Michigan State, Hildebrand Taking Advantage of Shootouts
by Tony Jovenitti/CHN Reporter
During his freshman year, Michigan State goaltender Jake Hildebrand played in two shootouts and lost them both. So when his Spartans forced a shootout against the No. 1 team in the country in the first conference game of the season, the sophomore netminder was a bit nervous.
“Just have fun with it,” Spartans coach Tom Anastos told him while the Zamboni cleared a lane on the ice. “Make it a competition and have fun with it.”
Hildebrand stoned all three Minnesota shooters to give the Spartans the win.
But it was really a tie.
That’s the confusing part about shootouts in college hockey. For the record books and the Pairwise, it goes down as a tie. But in the Big Ten and the NCHC, conference games use a shootout to determine who gets an extra point in the standings. So it may officially be a tie, but don’t tell that to the teams involved.
“When you win a shootout, you feel like you won,” Anastos said. “There’s no doubt about that.”
Nobody has enjoyed that feeling more than Michigan State this year. After Hildebrand’s shootout woes last year, the Spartans are now 3-1 in games that extend past overtime, including a perfect 3-0 mark in Big Ten play. This for a team that is otherwise near the bottom of the standings. No other NCAA team has more than one shootout win, and much of the Spartans’ success can be attributed to Hildebrand, who stopped 15 of the 20 attempts he’s faced.
“This year, I tried to take a different approach and just have fun with it,” Hildebrand said. “I try not to be too serious or too tense, because you can’t play like that.”
For comparison’s sake, only one goalie in the NHL has faced as many shootout attempts as Hildebrand and boasts a better save percentage — United States Olympian and Michigan State alum Ryan Miller.
But Hildebrand is quick to deflect credit to the other Spartans who helped clinch those extra points.
“My teammates have been awesome, scoring a lot of goals which takes a lot of pressure off me as well,” he said.
In their four shootouts, six different Spartans scored 7 goals. With that kind of depth, it can be tough to select the first three shooters.
“I just try to get a sense of guys who are confident in doing it, and give them an opportunity,” Anastos said. “Or guys who might be having a good night. And there are other instances where I’ve used guys who didn’t play much and I thought were rested.”
It’s certainly working. Perhaps it’s because Anastos played a significant role in the addition of shootouts to college hockey. As commissioner of the CCHA, he brought the idea to the table in 2008 — just a few years after the NHL implemented it.
“The reason I brought up the discussion was that we spend a lot of time talking about helping players develop to get to the NHL,” he said. “There was also the entertainment value of it. I think that discussion became a much more significant discussion amongst the athletic directors.”
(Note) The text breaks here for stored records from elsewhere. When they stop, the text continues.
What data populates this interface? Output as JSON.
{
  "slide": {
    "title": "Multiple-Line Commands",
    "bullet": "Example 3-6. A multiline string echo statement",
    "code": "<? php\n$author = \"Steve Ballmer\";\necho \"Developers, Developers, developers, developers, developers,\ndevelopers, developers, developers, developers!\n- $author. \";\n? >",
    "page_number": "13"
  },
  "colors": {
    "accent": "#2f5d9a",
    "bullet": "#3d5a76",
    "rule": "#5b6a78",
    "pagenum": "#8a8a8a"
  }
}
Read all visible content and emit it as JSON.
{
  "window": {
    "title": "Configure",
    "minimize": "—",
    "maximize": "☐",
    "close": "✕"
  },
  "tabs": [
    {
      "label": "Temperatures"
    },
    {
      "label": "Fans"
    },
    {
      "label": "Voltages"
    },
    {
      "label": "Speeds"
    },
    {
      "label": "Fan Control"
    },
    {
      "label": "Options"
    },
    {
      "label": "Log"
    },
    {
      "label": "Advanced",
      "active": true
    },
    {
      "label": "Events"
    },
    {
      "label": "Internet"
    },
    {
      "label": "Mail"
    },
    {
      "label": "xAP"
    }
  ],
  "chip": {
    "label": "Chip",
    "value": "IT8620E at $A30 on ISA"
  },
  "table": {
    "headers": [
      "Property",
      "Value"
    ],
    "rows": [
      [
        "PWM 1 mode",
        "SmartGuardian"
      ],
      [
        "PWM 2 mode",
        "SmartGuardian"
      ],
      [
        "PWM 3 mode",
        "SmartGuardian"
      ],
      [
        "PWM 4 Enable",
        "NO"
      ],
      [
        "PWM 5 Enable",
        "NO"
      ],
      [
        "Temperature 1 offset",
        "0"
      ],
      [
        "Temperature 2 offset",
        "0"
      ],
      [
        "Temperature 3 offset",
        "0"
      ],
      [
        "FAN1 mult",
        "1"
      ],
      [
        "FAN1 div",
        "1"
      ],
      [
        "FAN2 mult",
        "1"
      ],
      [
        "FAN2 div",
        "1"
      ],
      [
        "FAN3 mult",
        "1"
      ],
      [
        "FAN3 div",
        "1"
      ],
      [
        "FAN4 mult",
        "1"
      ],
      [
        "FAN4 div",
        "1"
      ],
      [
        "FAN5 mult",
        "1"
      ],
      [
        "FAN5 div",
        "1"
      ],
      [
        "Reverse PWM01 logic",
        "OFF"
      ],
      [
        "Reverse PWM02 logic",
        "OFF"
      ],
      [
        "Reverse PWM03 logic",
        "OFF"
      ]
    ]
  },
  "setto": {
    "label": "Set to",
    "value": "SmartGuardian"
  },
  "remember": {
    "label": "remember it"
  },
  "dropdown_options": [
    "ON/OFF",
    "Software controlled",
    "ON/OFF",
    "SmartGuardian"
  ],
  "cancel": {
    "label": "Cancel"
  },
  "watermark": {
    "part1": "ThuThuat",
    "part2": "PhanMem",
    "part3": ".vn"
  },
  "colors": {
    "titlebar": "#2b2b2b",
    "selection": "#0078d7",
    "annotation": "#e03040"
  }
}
He said the shootout cleared the CCHA athletic directors by a slim majority. But the decision was much easier when the Big Ten conference came along, mostly because they had experience with it, and the players and fans seemed to like it.
Anastos said he certainly understands why people criticize the shootout. But he thinks it’s the best system available.
“You’d love for games to be decided in the normal way that you play,” he said.
And when you play in as many shootouts as the Spartans, you’re bound to see some oddities. Last Friday at Minnesota, Gophers goaltender Adam Wilcox kicked the net off its moorings as Spartans forward Joe Cox appeared to tuck the puck past the goalie’s skate inside the post. A lengthy review determined that the net came off before the puck crossed the line. And since the referee determined that Wilcox kicked the net unintentionally, Cox was not rewarded a reshot.
Anastos said that situation is “an example of something that the rules committee will take a really good look at” in the offseason.
It’s difficult to determine the intent of the goalie, so Anastos thinks a good idea may be to eliminate that subjectivity. He proposed that, “If in fact the net is dislodged — regardless of intent — and a goal is not scored, then a reshot should be issued.”
But the referee’s decision didn’t bother Hildebrand as much as the lengthy delay did.
“A couple of the guys came up and talked to me to make sure I wasn’t losing my mind and going crazy in my crease all by myself,” Hildebrand said.
The Spartans eventually prevailed in six rounds, marking the second time this season that Michigan State knocked off No. 1 Minnesota in a shootout — Minnesota’s only two conference games that didn’t end in a Gophers victory.
So while it may not be perfect, it certainly provides drama and — perhaps more importantly — a decision.
“You only get that five minutes of overtime, and you can’t just end the game in a tie,” Hildebrand said. “I don’t think anyone would really be happy with that. I think it’s the best solution possible.”